*MATERIAL FOR THE TASK*.
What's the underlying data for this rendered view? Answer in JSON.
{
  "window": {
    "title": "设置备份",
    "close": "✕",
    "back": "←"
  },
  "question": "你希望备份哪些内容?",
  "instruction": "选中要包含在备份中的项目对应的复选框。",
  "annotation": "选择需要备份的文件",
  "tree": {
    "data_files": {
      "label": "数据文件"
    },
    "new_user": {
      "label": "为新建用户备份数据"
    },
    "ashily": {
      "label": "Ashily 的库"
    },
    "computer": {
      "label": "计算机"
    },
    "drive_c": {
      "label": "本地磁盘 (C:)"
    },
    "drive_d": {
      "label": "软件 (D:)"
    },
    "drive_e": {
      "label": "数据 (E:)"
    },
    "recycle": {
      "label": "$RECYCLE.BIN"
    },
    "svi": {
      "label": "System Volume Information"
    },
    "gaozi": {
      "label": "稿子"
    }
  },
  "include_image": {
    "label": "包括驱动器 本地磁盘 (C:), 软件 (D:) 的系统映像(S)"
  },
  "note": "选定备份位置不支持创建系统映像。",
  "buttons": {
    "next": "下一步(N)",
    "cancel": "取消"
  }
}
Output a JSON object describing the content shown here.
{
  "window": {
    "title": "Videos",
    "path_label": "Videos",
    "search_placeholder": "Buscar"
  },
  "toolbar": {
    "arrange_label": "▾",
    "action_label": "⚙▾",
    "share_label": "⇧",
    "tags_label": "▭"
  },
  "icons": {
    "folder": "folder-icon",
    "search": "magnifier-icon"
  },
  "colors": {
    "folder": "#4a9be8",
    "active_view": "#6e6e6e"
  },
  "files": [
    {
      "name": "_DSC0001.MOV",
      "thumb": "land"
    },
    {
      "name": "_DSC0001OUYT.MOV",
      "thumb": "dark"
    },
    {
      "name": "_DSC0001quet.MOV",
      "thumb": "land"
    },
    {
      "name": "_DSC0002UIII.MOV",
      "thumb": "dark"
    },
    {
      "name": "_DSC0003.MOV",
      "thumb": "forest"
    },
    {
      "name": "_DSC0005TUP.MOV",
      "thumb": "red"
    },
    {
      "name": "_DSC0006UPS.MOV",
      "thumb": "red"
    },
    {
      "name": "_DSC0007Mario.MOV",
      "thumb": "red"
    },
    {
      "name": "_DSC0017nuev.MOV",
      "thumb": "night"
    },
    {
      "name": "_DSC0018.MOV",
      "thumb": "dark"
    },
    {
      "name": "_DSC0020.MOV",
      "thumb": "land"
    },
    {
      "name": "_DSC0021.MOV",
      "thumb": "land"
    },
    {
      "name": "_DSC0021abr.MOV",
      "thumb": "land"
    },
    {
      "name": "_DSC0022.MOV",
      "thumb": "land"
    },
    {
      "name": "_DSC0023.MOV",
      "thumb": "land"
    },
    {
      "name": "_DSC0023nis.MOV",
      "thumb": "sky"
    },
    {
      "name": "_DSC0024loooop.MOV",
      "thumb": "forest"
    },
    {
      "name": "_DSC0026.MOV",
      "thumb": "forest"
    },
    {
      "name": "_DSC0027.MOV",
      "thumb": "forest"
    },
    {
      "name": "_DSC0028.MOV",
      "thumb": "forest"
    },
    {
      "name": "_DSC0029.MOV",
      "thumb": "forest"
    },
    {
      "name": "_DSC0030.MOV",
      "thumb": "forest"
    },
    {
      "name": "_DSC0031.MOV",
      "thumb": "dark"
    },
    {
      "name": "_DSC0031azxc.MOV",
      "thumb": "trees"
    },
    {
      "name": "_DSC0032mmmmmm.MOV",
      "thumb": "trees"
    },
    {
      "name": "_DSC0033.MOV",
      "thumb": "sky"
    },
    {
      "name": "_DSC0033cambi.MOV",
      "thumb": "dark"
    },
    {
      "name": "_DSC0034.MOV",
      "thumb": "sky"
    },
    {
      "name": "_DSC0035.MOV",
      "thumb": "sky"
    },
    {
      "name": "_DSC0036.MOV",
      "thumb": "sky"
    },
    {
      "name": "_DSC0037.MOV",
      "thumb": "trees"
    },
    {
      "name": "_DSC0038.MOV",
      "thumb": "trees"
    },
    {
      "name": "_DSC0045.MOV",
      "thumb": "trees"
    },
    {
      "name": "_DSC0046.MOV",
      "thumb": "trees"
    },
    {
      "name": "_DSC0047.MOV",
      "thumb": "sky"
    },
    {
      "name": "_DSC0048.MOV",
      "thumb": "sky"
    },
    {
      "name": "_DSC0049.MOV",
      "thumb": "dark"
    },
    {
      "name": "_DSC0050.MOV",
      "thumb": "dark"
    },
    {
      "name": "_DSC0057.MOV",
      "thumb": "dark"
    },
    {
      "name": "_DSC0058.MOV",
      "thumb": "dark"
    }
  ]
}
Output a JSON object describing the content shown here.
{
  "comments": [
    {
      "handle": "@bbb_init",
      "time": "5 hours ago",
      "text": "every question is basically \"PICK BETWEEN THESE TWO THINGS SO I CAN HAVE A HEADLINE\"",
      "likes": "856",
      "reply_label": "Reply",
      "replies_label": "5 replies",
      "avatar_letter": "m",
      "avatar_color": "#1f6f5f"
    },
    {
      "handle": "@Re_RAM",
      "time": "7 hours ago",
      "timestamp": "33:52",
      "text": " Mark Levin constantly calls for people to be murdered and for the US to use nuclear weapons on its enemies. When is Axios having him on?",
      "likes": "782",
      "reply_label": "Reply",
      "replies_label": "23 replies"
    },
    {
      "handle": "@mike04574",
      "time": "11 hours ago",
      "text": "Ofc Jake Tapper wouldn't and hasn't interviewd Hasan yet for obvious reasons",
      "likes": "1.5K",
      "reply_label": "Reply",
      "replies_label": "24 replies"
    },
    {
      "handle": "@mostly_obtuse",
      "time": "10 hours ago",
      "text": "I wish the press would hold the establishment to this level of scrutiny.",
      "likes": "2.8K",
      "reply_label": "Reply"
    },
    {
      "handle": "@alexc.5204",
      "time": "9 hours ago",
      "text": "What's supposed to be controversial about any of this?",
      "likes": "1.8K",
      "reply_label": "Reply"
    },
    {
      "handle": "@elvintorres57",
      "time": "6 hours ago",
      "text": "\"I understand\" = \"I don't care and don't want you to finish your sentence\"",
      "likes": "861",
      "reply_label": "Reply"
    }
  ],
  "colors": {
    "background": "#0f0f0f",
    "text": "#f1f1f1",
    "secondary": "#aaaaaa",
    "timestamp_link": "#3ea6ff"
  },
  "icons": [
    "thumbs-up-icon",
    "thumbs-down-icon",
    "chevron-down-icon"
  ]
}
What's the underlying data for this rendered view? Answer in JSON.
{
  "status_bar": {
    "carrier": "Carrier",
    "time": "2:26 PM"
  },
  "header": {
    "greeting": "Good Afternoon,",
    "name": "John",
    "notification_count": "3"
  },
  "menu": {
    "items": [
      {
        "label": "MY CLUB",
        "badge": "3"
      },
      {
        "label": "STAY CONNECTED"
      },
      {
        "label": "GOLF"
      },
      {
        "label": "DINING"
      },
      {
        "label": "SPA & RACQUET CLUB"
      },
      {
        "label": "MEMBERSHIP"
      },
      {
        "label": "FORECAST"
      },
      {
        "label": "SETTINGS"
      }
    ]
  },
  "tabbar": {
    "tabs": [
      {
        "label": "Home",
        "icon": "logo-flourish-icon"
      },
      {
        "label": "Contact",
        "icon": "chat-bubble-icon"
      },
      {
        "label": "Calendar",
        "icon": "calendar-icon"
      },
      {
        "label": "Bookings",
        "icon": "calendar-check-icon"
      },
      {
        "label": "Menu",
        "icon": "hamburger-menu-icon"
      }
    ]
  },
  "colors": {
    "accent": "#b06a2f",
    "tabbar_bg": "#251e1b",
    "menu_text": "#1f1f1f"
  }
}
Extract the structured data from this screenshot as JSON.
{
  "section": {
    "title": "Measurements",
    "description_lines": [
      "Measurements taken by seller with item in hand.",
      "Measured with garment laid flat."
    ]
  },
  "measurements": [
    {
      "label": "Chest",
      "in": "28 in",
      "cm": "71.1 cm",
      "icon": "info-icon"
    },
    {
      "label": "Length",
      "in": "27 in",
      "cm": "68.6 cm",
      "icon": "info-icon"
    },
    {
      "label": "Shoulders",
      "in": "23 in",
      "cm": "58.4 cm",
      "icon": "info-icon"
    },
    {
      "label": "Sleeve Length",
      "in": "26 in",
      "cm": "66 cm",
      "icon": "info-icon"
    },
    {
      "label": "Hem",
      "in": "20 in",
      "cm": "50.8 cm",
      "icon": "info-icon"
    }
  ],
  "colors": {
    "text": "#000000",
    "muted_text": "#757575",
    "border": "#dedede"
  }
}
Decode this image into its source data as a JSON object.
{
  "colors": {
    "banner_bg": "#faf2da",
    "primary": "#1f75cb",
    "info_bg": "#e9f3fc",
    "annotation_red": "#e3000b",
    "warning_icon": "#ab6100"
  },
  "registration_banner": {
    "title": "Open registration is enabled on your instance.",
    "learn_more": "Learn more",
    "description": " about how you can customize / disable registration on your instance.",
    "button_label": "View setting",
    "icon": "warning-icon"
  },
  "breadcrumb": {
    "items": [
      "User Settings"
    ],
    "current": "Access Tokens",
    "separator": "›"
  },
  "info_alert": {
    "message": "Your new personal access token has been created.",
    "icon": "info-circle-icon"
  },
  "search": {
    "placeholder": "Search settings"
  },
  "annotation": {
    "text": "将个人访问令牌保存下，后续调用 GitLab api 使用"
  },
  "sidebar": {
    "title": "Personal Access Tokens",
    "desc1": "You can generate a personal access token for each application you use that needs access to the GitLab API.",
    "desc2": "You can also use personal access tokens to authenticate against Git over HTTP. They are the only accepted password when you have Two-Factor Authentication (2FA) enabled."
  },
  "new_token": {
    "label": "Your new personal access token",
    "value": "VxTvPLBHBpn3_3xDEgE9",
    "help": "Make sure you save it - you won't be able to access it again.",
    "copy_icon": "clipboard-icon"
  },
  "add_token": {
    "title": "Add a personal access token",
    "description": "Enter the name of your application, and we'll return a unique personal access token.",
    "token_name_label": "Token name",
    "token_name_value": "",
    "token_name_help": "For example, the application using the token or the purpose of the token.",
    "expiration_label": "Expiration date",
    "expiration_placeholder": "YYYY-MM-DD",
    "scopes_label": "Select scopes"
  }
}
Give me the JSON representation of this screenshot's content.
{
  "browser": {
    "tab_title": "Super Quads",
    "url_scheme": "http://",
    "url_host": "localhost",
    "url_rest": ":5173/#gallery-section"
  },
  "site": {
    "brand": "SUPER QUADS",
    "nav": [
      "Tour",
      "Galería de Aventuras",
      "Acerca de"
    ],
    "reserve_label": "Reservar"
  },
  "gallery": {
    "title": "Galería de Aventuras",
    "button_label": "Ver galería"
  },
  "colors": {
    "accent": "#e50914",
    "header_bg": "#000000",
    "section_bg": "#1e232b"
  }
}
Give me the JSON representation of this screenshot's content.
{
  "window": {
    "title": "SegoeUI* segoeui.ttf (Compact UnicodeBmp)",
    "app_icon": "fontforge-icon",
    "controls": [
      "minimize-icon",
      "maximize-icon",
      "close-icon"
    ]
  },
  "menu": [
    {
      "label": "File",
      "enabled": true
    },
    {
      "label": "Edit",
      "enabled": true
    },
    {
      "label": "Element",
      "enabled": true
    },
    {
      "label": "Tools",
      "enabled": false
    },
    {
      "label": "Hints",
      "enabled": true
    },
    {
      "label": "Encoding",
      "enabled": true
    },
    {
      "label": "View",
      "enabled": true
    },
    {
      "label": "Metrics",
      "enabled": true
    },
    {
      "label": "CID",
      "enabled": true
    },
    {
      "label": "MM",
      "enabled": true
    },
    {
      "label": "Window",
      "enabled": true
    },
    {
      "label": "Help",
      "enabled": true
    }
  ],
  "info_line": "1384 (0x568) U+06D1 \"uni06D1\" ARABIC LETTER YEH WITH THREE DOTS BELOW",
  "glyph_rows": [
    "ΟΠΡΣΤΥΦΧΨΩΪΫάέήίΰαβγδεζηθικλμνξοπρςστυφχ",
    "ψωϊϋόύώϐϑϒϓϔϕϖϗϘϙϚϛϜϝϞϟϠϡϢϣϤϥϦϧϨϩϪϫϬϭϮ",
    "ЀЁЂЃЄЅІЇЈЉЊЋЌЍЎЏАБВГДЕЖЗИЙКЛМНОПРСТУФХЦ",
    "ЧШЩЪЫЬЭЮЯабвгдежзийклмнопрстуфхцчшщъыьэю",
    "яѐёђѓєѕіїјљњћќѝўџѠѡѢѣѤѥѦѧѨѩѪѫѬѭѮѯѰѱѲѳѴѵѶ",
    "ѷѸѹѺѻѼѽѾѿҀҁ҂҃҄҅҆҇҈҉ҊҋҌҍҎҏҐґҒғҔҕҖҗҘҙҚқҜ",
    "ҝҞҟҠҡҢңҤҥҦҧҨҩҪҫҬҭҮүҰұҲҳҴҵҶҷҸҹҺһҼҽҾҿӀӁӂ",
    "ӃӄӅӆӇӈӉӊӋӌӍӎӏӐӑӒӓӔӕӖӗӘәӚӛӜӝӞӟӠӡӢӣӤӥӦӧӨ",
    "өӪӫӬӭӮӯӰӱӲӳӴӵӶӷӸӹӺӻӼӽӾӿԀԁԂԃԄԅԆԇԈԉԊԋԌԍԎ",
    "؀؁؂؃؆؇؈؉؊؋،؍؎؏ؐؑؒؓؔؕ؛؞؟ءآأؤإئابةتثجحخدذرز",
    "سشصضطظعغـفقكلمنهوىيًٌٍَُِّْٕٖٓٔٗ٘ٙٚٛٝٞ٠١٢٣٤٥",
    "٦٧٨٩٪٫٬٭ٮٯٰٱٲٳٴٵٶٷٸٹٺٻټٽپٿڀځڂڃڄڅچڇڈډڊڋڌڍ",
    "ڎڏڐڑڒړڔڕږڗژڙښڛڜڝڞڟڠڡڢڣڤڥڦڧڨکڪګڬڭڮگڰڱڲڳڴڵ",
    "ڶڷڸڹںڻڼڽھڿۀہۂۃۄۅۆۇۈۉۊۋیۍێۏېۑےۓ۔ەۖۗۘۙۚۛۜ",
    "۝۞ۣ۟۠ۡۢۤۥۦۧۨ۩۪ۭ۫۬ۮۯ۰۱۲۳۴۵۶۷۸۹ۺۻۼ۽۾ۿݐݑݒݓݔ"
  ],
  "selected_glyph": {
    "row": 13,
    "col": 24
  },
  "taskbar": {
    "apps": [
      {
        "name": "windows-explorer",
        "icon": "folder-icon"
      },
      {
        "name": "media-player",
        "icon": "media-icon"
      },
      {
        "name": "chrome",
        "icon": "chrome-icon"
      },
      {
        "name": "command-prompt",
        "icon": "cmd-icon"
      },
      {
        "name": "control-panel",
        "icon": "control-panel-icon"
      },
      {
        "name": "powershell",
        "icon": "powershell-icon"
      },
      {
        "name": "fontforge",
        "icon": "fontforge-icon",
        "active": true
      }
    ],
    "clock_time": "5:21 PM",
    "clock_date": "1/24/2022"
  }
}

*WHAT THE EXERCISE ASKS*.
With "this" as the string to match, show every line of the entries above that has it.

*SOLVED EXERCISE*.
What's the underlying data for this rendered view? Answer in JSON.
      "text": "I wish the press would hold the establishment to this level of scrutiny.",
      "text": "What's supposed to be controversial about any of this?",
What's the underlying data for this rendered view? Answer in JSON.
Extract the structured data from this screenshot as JSON.
Decode this image into its source data as a JSON object.
Give me the JSON representation of this screenshot's content.
Give me the JSON representation of this screenshot's content.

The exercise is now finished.